─── Data for this exercise

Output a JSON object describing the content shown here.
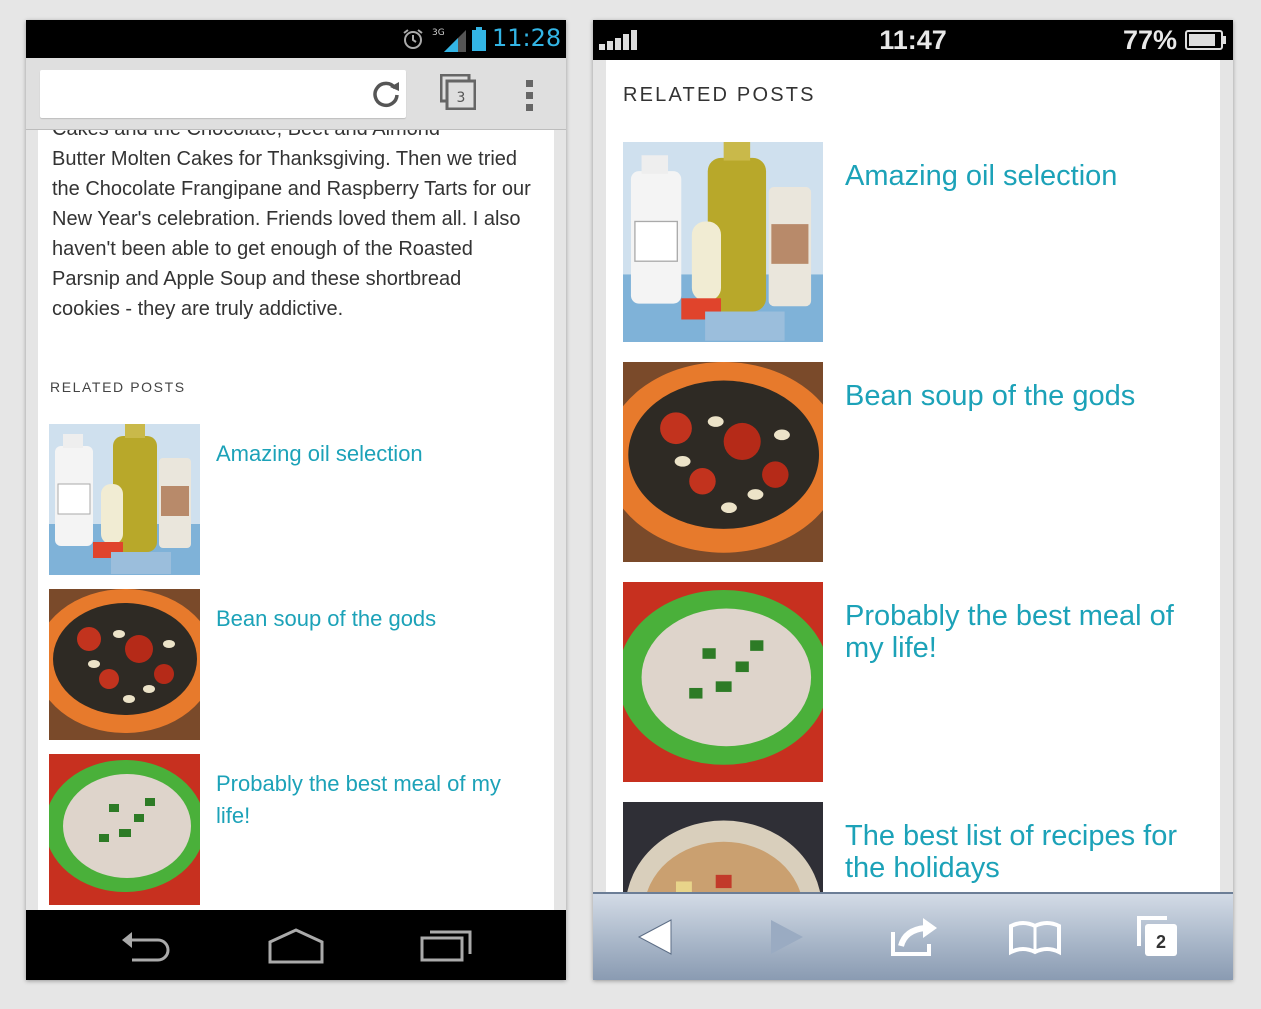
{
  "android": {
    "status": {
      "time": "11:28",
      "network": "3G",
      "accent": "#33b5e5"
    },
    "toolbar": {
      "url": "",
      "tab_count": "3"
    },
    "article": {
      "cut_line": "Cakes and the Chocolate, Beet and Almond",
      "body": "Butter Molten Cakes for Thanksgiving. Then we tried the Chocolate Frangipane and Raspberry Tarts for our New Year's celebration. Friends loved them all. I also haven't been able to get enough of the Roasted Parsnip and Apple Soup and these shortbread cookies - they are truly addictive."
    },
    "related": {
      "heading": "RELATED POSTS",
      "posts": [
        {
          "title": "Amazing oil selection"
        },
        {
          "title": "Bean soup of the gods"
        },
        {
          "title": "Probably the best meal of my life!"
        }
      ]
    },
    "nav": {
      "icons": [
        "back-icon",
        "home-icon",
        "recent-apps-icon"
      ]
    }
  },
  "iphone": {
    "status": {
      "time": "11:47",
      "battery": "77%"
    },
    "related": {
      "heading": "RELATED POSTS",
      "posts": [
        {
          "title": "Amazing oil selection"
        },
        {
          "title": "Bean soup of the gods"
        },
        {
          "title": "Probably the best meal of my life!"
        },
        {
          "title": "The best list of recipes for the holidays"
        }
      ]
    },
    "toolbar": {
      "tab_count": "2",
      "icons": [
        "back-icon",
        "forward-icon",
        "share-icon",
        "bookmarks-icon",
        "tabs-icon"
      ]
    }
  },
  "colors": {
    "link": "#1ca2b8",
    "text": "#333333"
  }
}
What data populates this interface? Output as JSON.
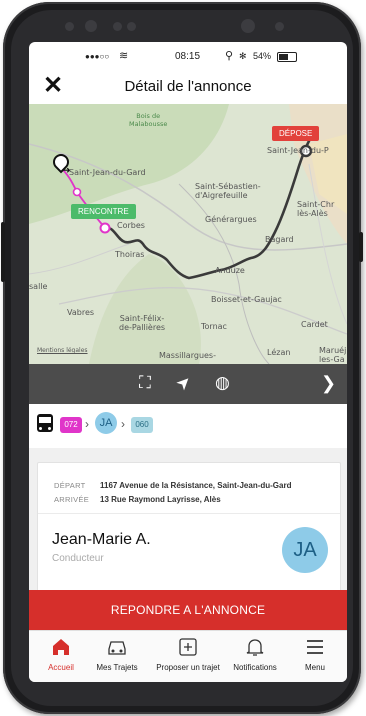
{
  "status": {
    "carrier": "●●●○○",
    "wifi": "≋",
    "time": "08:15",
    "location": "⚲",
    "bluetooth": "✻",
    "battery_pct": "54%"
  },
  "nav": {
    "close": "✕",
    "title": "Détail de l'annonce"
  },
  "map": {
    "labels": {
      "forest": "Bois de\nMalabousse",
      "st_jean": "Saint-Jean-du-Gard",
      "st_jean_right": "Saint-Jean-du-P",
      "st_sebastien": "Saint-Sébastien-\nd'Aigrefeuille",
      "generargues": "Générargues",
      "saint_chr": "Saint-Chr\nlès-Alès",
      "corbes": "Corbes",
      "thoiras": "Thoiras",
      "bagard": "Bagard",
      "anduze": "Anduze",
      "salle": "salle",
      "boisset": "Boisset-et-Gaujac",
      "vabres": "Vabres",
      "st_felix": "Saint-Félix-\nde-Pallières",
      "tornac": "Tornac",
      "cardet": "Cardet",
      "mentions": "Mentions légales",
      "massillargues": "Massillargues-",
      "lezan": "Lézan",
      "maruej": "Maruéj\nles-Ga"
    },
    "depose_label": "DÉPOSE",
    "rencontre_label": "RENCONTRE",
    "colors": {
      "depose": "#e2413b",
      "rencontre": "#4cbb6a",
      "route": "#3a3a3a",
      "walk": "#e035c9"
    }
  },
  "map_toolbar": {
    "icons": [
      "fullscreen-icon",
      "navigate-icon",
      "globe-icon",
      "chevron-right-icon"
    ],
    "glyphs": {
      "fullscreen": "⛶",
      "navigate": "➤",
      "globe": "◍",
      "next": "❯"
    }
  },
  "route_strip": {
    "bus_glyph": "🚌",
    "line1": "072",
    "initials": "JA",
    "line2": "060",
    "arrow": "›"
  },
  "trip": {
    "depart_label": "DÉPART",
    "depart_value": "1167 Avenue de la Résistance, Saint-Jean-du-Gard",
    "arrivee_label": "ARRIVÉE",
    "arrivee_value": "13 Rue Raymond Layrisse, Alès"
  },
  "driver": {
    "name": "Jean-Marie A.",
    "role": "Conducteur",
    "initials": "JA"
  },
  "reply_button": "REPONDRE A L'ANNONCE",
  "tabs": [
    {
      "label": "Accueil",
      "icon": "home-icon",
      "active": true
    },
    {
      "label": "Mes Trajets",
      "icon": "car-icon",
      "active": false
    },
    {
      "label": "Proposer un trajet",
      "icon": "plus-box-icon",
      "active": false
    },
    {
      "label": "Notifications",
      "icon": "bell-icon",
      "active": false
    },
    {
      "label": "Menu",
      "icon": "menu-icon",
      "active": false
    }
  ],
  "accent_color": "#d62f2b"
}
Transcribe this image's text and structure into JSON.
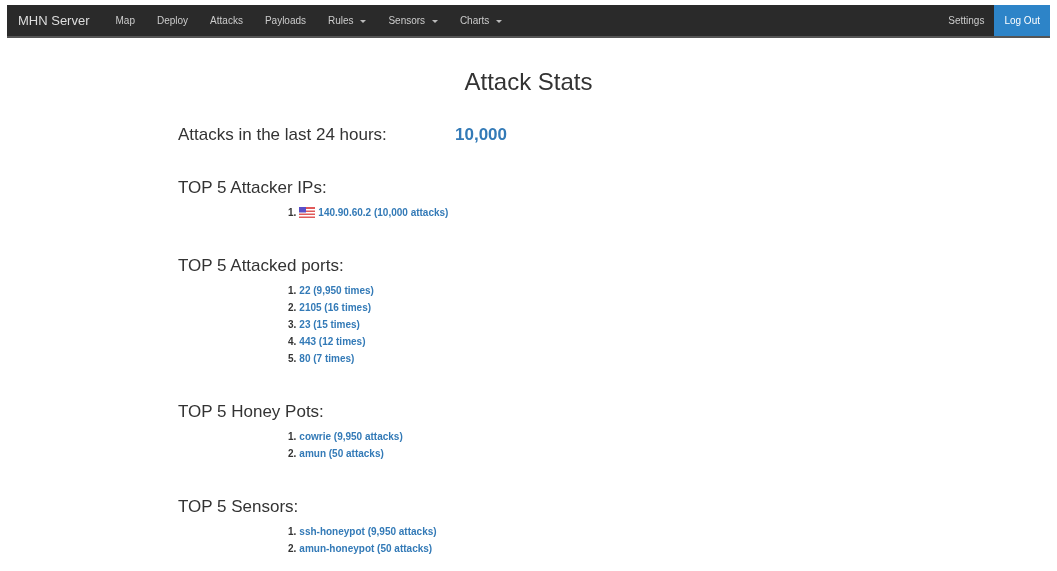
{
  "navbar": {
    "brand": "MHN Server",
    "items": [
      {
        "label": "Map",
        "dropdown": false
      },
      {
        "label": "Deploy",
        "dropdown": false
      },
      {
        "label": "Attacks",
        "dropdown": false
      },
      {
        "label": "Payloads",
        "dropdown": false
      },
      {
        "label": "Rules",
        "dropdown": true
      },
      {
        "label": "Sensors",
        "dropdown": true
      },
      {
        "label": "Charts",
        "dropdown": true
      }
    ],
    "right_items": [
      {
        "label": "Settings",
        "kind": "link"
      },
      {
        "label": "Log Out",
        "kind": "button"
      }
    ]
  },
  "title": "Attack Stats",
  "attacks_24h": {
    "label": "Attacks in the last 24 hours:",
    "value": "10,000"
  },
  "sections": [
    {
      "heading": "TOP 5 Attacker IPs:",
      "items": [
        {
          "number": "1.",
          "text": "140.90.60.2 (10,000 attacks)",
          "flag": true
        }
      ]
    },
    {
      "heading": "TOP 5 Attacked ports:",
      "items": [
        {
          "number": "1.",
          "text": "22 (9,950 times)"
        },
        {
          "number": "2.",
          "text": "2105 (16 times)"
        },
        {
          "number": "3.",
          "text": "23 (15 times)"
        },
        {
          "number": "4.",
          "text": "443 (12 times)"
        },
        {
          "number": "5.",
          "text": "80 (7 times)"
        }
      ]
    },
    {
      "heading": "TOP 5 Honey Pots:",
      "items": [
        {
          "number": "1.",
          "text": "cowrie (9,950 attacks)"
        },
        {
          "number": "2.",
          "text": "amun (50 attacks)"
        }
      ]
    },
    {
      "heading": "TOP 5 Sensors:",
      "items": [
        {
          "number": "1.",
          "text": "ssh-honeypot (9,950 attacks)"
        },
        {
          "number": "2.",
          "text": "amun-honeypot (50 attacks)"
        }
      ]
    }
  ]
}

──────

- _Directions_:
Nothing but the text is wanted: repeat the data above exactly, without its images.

- _Answer for this exercise_:
Output a JSON object describing the content shown here.
{
  "android": {
    "status": {
      "time": "11:28",
      "network": "3G",
      "accent": "#33b5e5"
    },
    "toolbar": {
      "url": "",
      "tab_count": "3"
    },
    "article": {
      "cut_line": "Cakes and the Chocolate, Beet and Almond",
      "body": "Butter Molten Cakes for Thanksgiving. Then we tried the Chocolate Frangipane and Raspberry Tarts for our New Year's celebration. Friends loved them all. I also haven't been able to get enough of the Roasted Parsnip and Apple Soup and these shortbread cookies - they are truly addictive."
    },
    "related": {
      "heading": "RELATED POSTS",
      "posts": [
        {
          "title": "Amazing oil selection"
        },
        {
          "title": "Bean soup of the gods"
        },
        {
          "title": "Probably the best meal of my life!"
        }
      ]
    },
    "nav": {
      "icons": [
        "back-icon",
        "home-icon",
        "recent-apps-icon"
      ]
    }
  },
  "iphone": {
    "status": {
      "time": "11:47",
      "battery": "77%"
    },
    "related": {
      "heading": "RELATED POSTS",
      "posts": [
        {
          "title": "Amazing oil selection"
        },
        {
          "title": "Bean soup of the gods"
        },
        {
          "title": "Probably the best meal of my life!"
        },
        {
          "title": "The best list of recipes for the holidays"
        }
      ]
    },
    "toolbar": {
      "tab_count": "2",
      "icons": [
        "back-icon",
        "forward-icon",
        "share-icon",
        "bookmarks-icon",
        "tabs-icon"
      ]
    }
  },
  "colors": {
    "link": "#1ca2b8",
    "text": "#333333"
  }
}
What data populates this interface? Output as JSON.
{
  "status": {
    "carrier": "●●●○○",
    "wifi": "≋",
    "time": "08:15",
    "location": "⚲",
    "bluetooth": "✻",
    "battery_pct": "54%"
  },
  "nav": {
    "close": "✕",
    "title": "Détail de l'annonce"
  },
  "map": {
    "labels": {
      "forest": "Bois de\nMalabousse",
      "st_jean": "Saint-Jean-du-Gard",
      "st_jean_right": "Saint-Jean-du-P",
      "st_sebastien": "Saint-Sébastien-\nd'Aigrefeuille",
      "generargues": "Générargues",
      "saint_chr": "Saint-Chr\nlès-Alès",
      "corbes": "Corbes",
      "thoiras": "Thoiras",
      "bagard": "Bagard",
      "anduze": "Anduze",
      "salle": "salle",
      "boisset": "Boisset-et-Gaujac",
      "vabres": "Vabres",
      "st_felix": "Saint-Félix-\nde-Pallières",
      "tornac": "Tornac",
      "cardet": "Cardet",
      "mentions": "Mentions légales",
      "massillargues": "Massillargues-",
      "lezan": "Lézan",
      "maruej": "Maruéj\nles-Ga"
    },
    "depose_label": "DÉPOSE",
    "rencontre_label": "RENCONTRE",
    "colors": {
      "depose": "#e2413b",
      "rencontre": "#4cbb6a",
      "route": "#3a3a3a",
      "walk": "#e035c9"
    }
  },
  "map_toolbar": {
    "icons": [
      "fullscreen-icon",
      "navigate-icon",
      "globe-icon",
      "chevron-right-icon"
    ],
    "glyphs": {
      "fullscreen": "⛶",
      "navigate": "➤",
      "globe": "◍",
      "next": "❯"
    }
  },
  "route_strip": {
    "bus_glyph": "🚌",
    "line1": "072",
    "initials": "JA",
    "line2": "060",
    "arrow": "›"
  },
  "trip": {
    "depart_label": "DÉPART",
    "depart_value": "1167 Avenue de la Résistance, Saint-Jean-du-Gard",
    "arrivee_label": "ARRIVÉE",
    "arrivee_value": "13 Rue Raymond Layrisse, Alès"
  },
  "driver": {
    "name": "Jean-Marie A.",
    "role": "Conducteur",
    "initials": "JA"
  },
  "reply_button": "REPONDRE A L'ANNONCE",
  "tabs": [
    {
      "label": "Accueil",
      "icon": "home-icon",
      "active": true
    },
    {
      "label": "Mes Trajets",
      "icon": "car-icon",
      "active": false
    },
    {
      "label": "Proposer un trajet",
      "icon": "plus-box-icon",
      "active": false
    },
    {
      "label": "Notifications",
      "icon": "bell-icon",
      "active": false
    },
    {
      "label": "Menu",
      "icon": "menu-icon",
      "active": false
    }
  ],
  "accent_color": "#d62f2b"
}
Transcribe this image's text and structure into JSON.
{
  "navbar": {
    "brand": "MHN Server",
    "items": [
      {
        "label": "Map",
        "dropdown": false
      },
      {
        "label": "Deploy",
        "dropdown": false
      },
      {
        "label": "Attacks",
        "dropdown": false
      },
      {
        "label": "Payloads",
        "dropdown": false
      },
      {
        "label": "Rules",
        "dropdown": true
      },
      {
        "label": "Sensors",
        "dropdown": true
      },
      {
        "label": "Charts",
        "dropdown": true
      }
    ],
    "right_items": [
      {
        "label": "Settings",
        "kind": "link"
      },
      {
        "label": "Log Out",
        "kind": "button"
      }
    ]
  },
  "title": "Attack Stats",
  "attacks_24h": {
    "label": "Attacks in the last 24 hours:",
    "value": "10,000"
  },
  "sections": [
    {
      "heading": "TOP 5 Attacker IPs:",
      "items": [
        {
          "number": "1.",
          "text": "140.90.60.2 (10,000 attacks)",
          "flag": true
        }
      ]
    },
    {
      "heading": "TOP 5 Attacked ports:",
      "items": [
        {
          "number": "1.",
          "text": "22 (9,950 times)"
        },
        {
          "number": "2.",
          "text": "2105 (16 times)"
        },
        {
          "number": "3.",
          "text": "23 (15 times)"
        },
        {
          "number": "4.",
          "text": "443 (12 times)"
        },
        {
          "number": "5.",
          "text": "80 (7 times)"
        }
      ]
    },
    {
      "heading": "TOP 5 Honey Pots:",
      "items": [
        {
          "number": "1.",
          "text": "cowrie (9,950 attacks)"
        },
        {
          "number": "2.",
          "text": "amun (50 attacks)"
        }
      ]
    },
    {
      "heading": "TOP 5 Sensors:",
      "items": [
        {
          "number": "1.",
          "text": "ssh-honeypot (9,950 attacks)"
        },
        {
          "number": "2.",
          "text": "amun-honeypot (50 attacks)"
        }
      ]
    }
  ]
}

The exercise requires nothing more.